Ballinskelligs Bay Swell Statistics, October: All Swell – Any Wind

This image illustrates the combination of swells directed at Ballinskelligs Bay over a normal October and is based upon 2480 NWW3 model predictions since 2006 (values every 3 hours). The wave model does not forecast wind or surf right at the coastline so we have chosen the best grid node based on what we know about Ballinskelligs Bay, and at Ballinskelligs Bay the best grid node is 28 km away (17 miles).

The rose diagram shows the distribution of swell directions and swell sizes, while the graph at the bottom shows the same thing but lacks direction information. Five colours illustrate increasing wave sizes. Blue shows the smallest swells, less that 0.5m (1.5 feet) high. These were forecast only 61% of the time. Green and yellow show increasing swell sizes and red shows the largest swells, greater than >3m (>10ft). In either graph, the area of any colour is proportional to how commonly that size swell was forecast.
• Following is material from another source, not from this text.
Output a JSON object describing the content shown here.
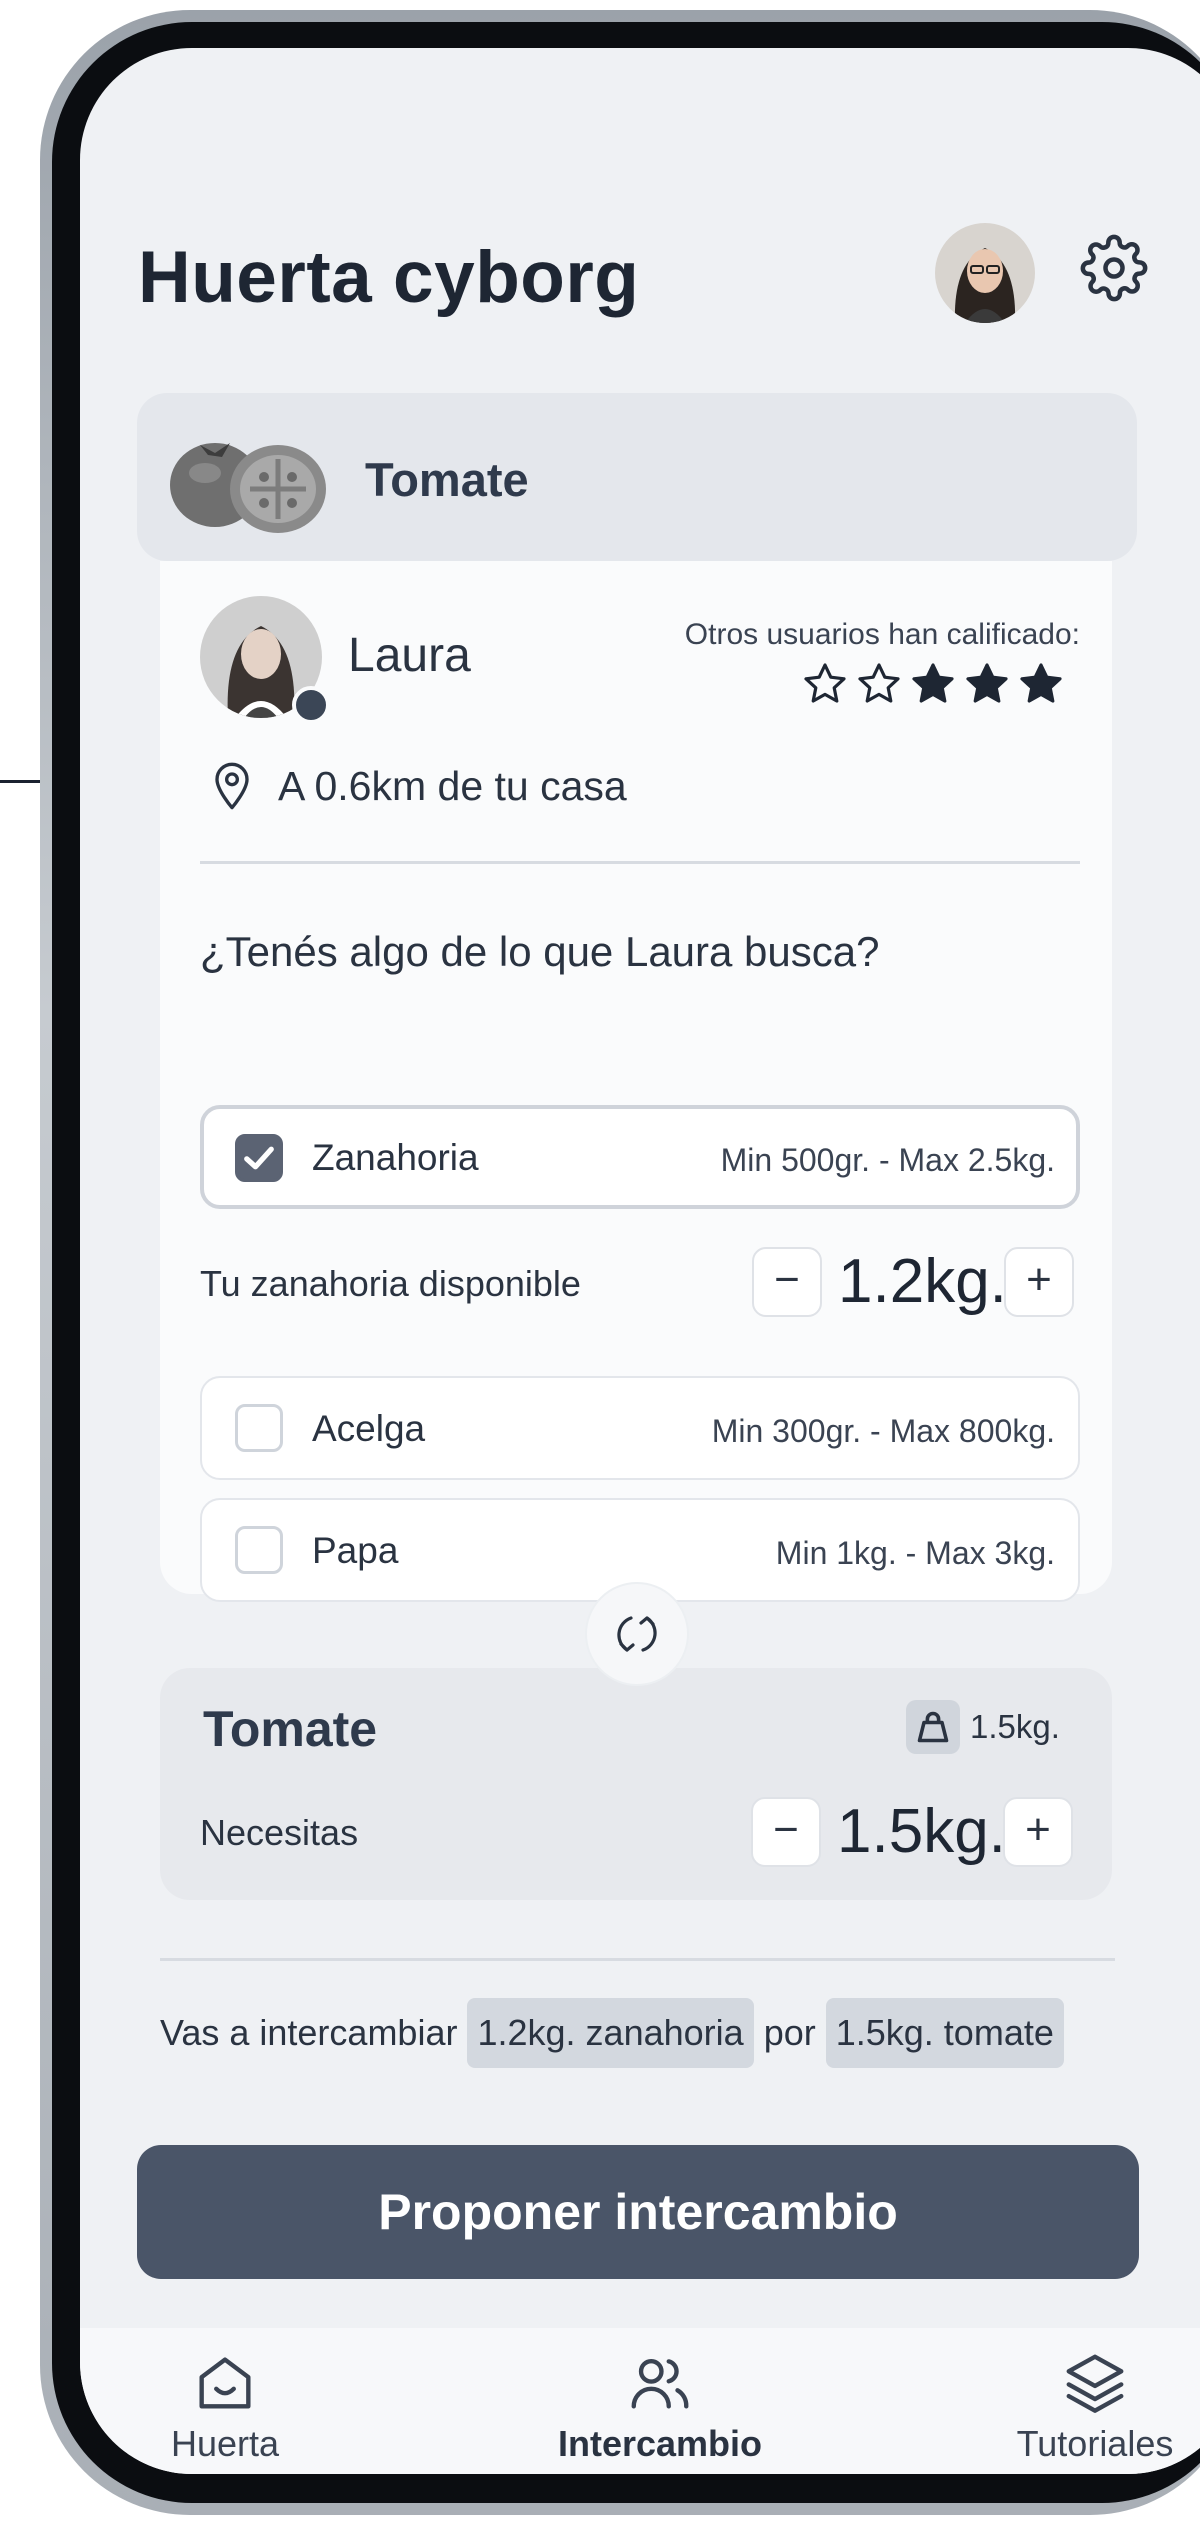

The diagram implies that the prevailing swell direction, shown by the largest spokes, was SW (which was the same as the most common wind direction). Because the wave model grid is offshore, sometimes a strong offshore wind blows largest waves away from Ballinskelligs Bay and away from the coast. We combine these with the no surf category of the bar chart. To avoid confusion we don't show these in the rose graph. Because wind determines whether or not waves are surfable at Ballinskelligs Bay, you can load a different image that shows only the swells that were predicted to coincide with glassy or offshore wind conditions. During a typical October, swells large enough to cause good for surfing waves at Ballinskelligs Bay run for about 34% of the time.

IMPORTANT: Beta version feature! Swell heights are open water values from NWW3. There is no attempt to model near-shore effects. Coastal wave heights will generally be less, especially if the break does not have unobstructed exposure to the open ocean.